Iranians will go to the polls on February 26 to elect members of the 290-seat parliament and the 88-seat Assembly of Experts. A parliament that will continue to be dominated by hardliners is thought to be an obstacle to President Hassan Rouhani’s reforms. Elections to the Assembly of Experts will be closely watched because the body will likely select a successor to the supreme leader, Ali Khamenei. The 76-year-old Khamenei is persistently rumored to be in poor health.
Yet a closer look at both institutions reveals that neither election will be as meaningful as they are often portrayed in the international press. In the aftermath of elections, the parliament is unlikely to act with much decisiveness and the Assembly of Experts probably will not in fact choose the next leader, but rather, rubber stamp a selection made by unelected others.

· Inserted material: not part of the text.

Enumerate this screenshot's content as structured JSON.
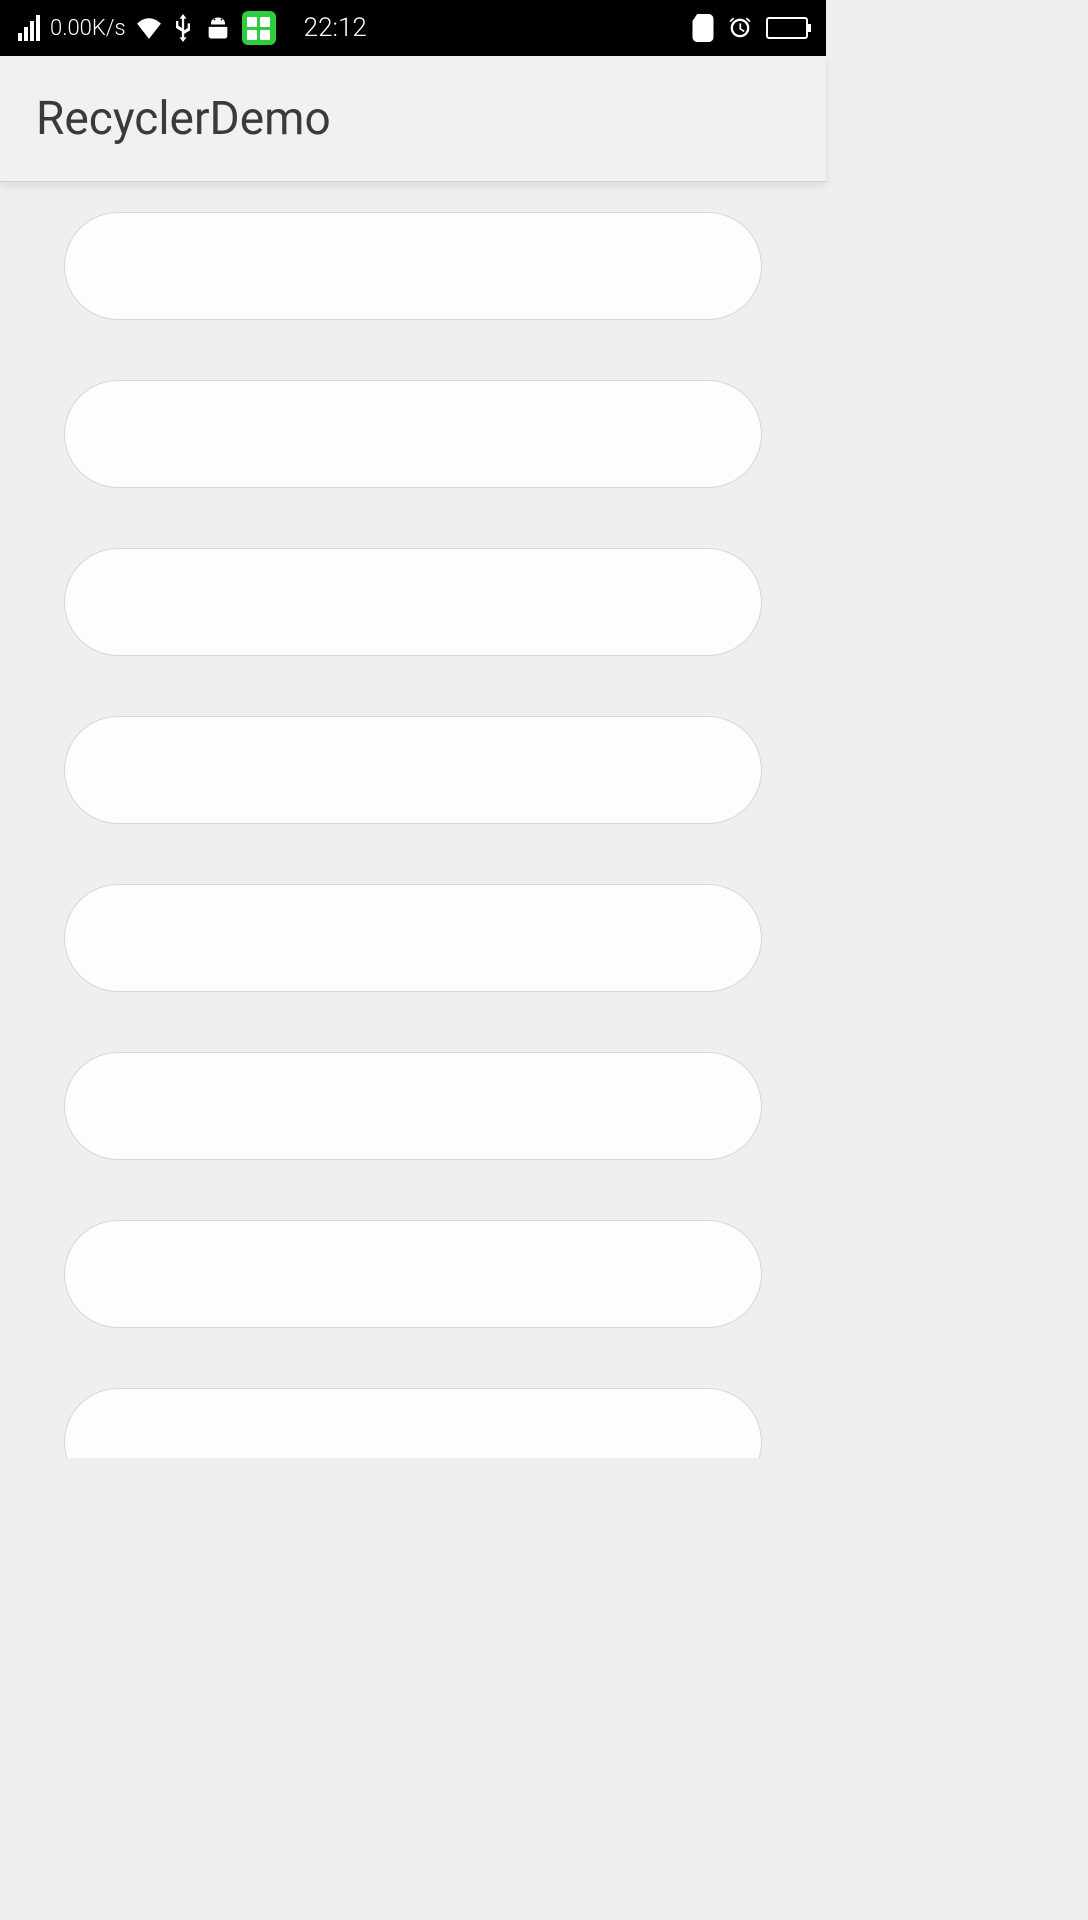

The dichotomy often made by foreign observers of an Iranian polity divided between hardliners and reformers is an oversimplification. Rouhani has never been part of the reform faction as the term is properly understood in its Iranian context. The reform movement evolved in the early 1990s by calling for accountability and pluralism. The descendants of that movement were the participants in the Green Revolution of 2009, which was brutally repressed with Rouhani’s blessing. (He served in the Supreme National Security Council at the time.) Since the purges of 2009, Iranian politics have been reduced to a coalition of hardliners and centrists who agree far more than they disagree. On crucial foreign-policy issues, such as projection of power in the Middle East and aiding the regime of Bashar al-Assad in Syria, there is a rough consensus across the political spectrum. As such, elections are unlikely to usher in a new direction in Iran’s international relations.

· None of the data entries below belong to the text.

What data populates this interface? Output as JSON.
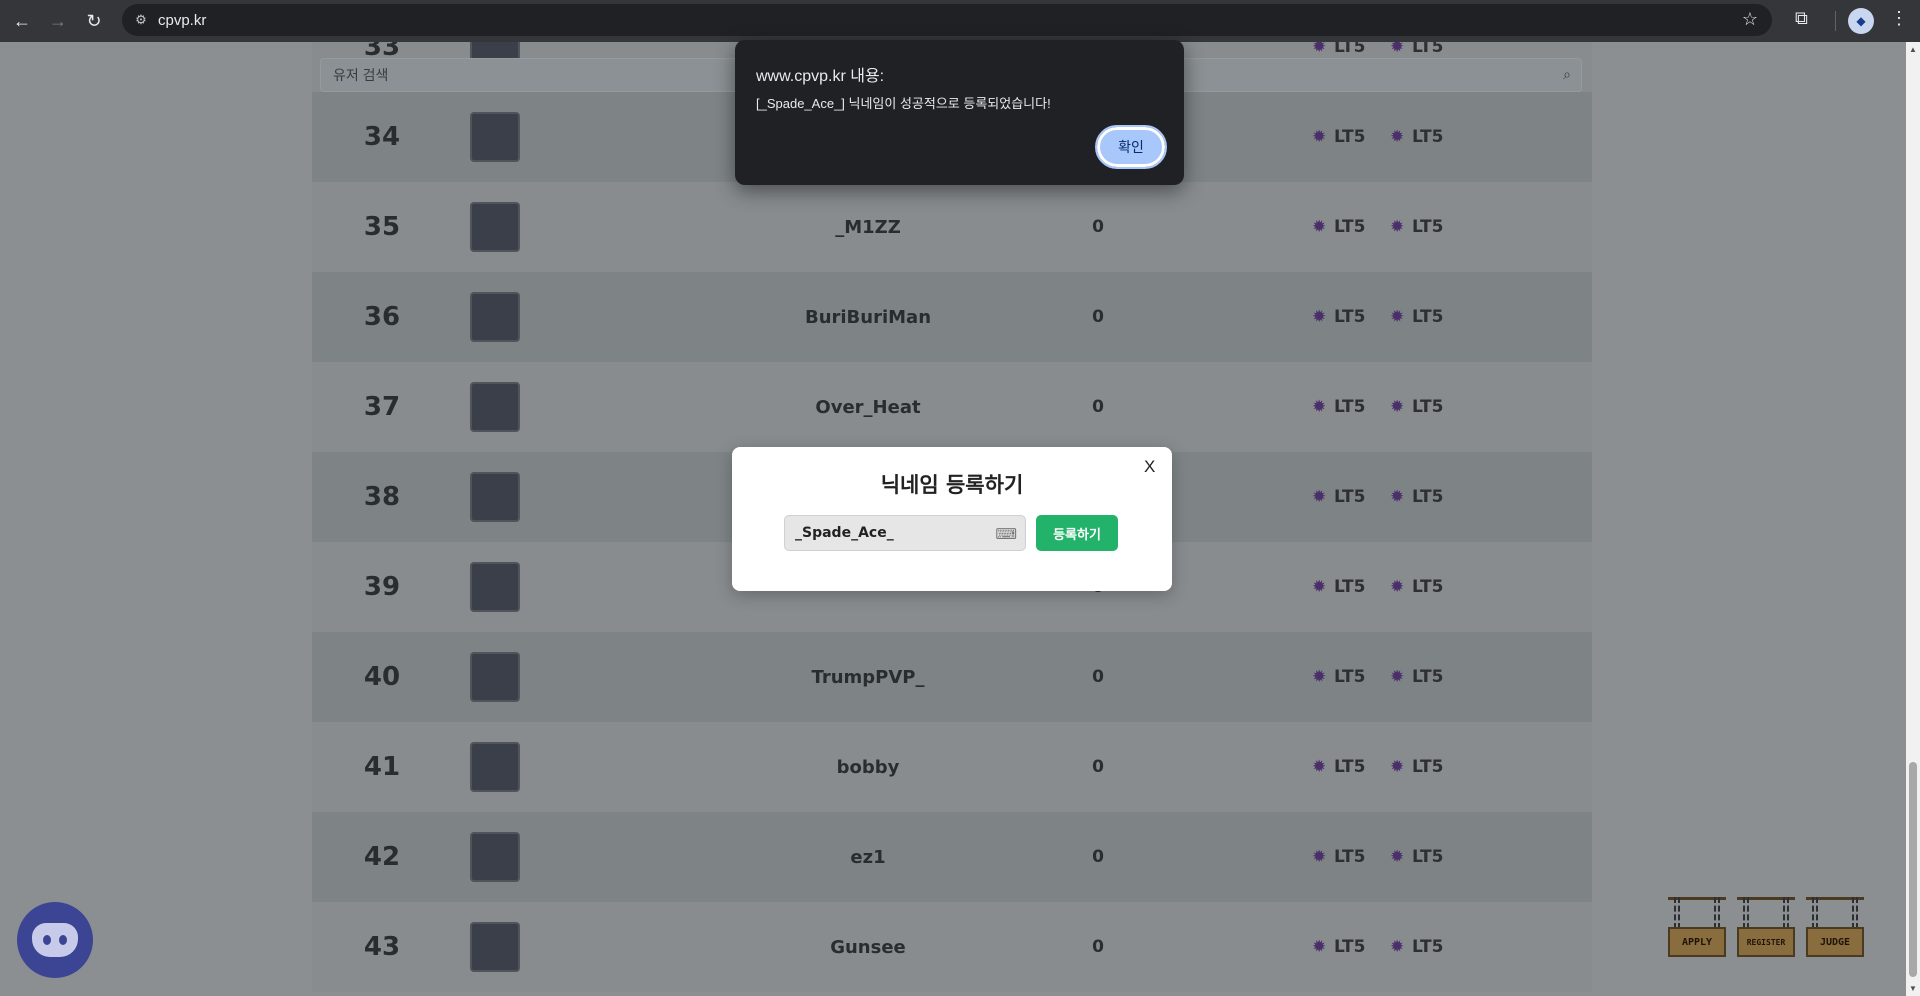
{
  "browser": {
    "url": "cpvp.kr",
    "back_icon": "←",
    "forward_icon": "→",
    "reload_icon": "↻",
    "site_info_icon": "⚙",
    "star_icon": "☆",
    "extensions_icon": "⧉",
    "profile_icon": "◆",
    "menu_icon": "⋮"
  },
  "search": {
    "placeholder": "유저 검색",
    "icon": "⌕"
  },
  "ranking": {
    "rows": [
      {
        "rank": "33",
        "name": "",
        "points": "",
        "tier1": "LT5",
        "tier2": "LT5"
      },
      {
        "rank": "34",
        "name": "",
        "points": "",
        "tier1": "LT5",
        "tier2": "LT5"
      },
      {
        "rank": "35",
        "name": "_M1ZZ",
        "points": "0",
        "tier1": "LT5",
        "tier2": "LT5"
      },
      {
        "rank": "36",
        "name": "BuriBuriMan",
        "points": "0",
        "tier1": "LT5",
        "tier2": "LT5"
      },
      {
        "rank": "37",
        "name": "Over_Heat",
        "points": "0",
        "tier1": "LT5",
        "tier2": "LT5"
      },
      {
        "rank": "38",
        "name": "",
        "points": "",
        "tier1": "LT5",
        "tier2": "LT5"
      },
      {
        "rank": "39",
        "name": "",
        "points": "0",
        "tier1": "LT5",
        "tier2": "LT5"
      },
      {
        "rank": "40",
        "name": "TrumpPVP_",
        "points": "0",
        "tier1": "LT5",
        "tier2": "LT5"
      },
      {
        "rank": "41",
        "name": "bobby",
        "points": "0",
        "tier1": "LT5",
        "tier2": "LT5"
      },
      {
        "rank": "42",
        "name": "ez1",
        "points": "0",
        "tier1": "LT5",
        "tier2": "LT5"
      },
      {
        "rank": "43",
        "name": "Gunsee",
        "points": "0",
        "tier1": "LT5",
        "tier2": "LT5"
      }
    ]
  },
  "modal": {
    "title": "닉네임 등록하기",
    "close_label": "X",
    "nickname_value": "_Spade_Ace_",
    "keyboard_icon": "⌨",
    "register_label": "등록하기"
  },
  "alert": {
    "title": "www.cpvp.kr 내용:",
    "message": "[_Spade_Ace_] 닉네임이 성공적으로 등록되었습니다!",
    "ok_label": "확인"
  },
  "signs": {
    "apply": "APPLY",
    "register": "REGISTER",
    "judge": "JUDGE"
  },
  "colors": {
    "register_button": "#22b26a",
    "alert_ok": "#a8c7fa",
    "discord": "#3b4593"
  }
}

The parliament has proven a boisterous but largely inconsequential debating chamber. In the complex Iranian system, the parliament’s laws can be overwritten by various institutions, such as the unelected Guardian Council, whose job is to vet legislation to make sure it conforms to religious standards. This function has regularly been abused by the Guardian Council, which has vetoed bills that have little to do with religious matters. It routinely sends budgets back to the parliament for greater deliberation even though it is unclear how they violate Islamic law.

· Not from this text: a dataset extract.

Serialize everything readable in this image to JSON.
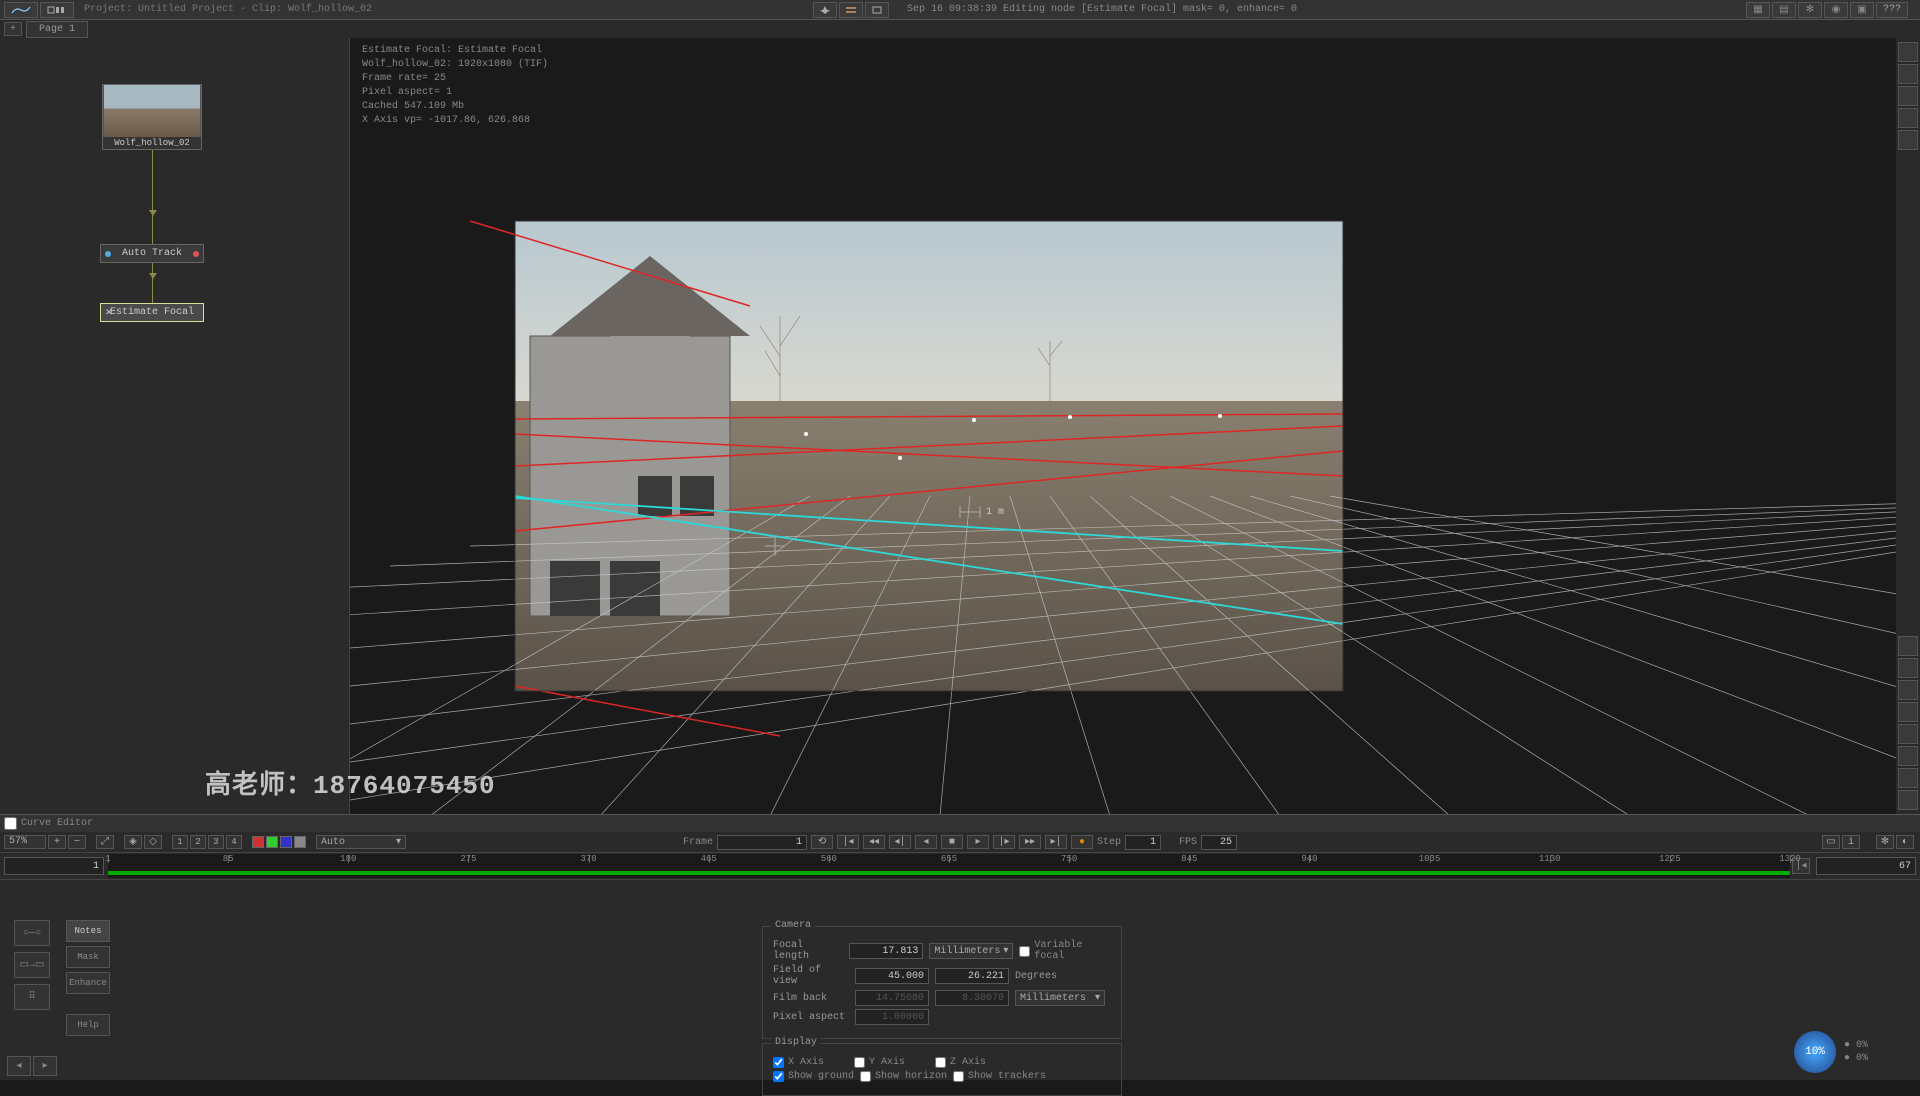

Rouhani has faced little opposition from the parliament due to his close collaboration with the powerful speaker, Ali Larijani. Although a conservative himself, Larijani is very much a man of the system who is interested in the government functioning smoothly. The Rouhani-Larijani partnership has ensured that the firebrands in the parliament do not interfere with the executive branch’s agenda.
The Assembly of Experts is another institution that looms larger on paper than in real life. An elderly clerical body dominated by conservatives, it meets periodically to listen to briefings by various officials. Its membership is controlled with as much zealousness as other elected offices.
The Guardian Council has been even more rigorous in its vetting process for the assembly than for the parliament, even denying the candidacy of Hassan Khomeini, the grandson of the founder of the Islamic Republic, Ayatollah Ruhollah Khomeini. The Guardian Council’s moves signaled that a qualified candidate must possess both theological erudition and political reliability.
the Council on Foreign Relations.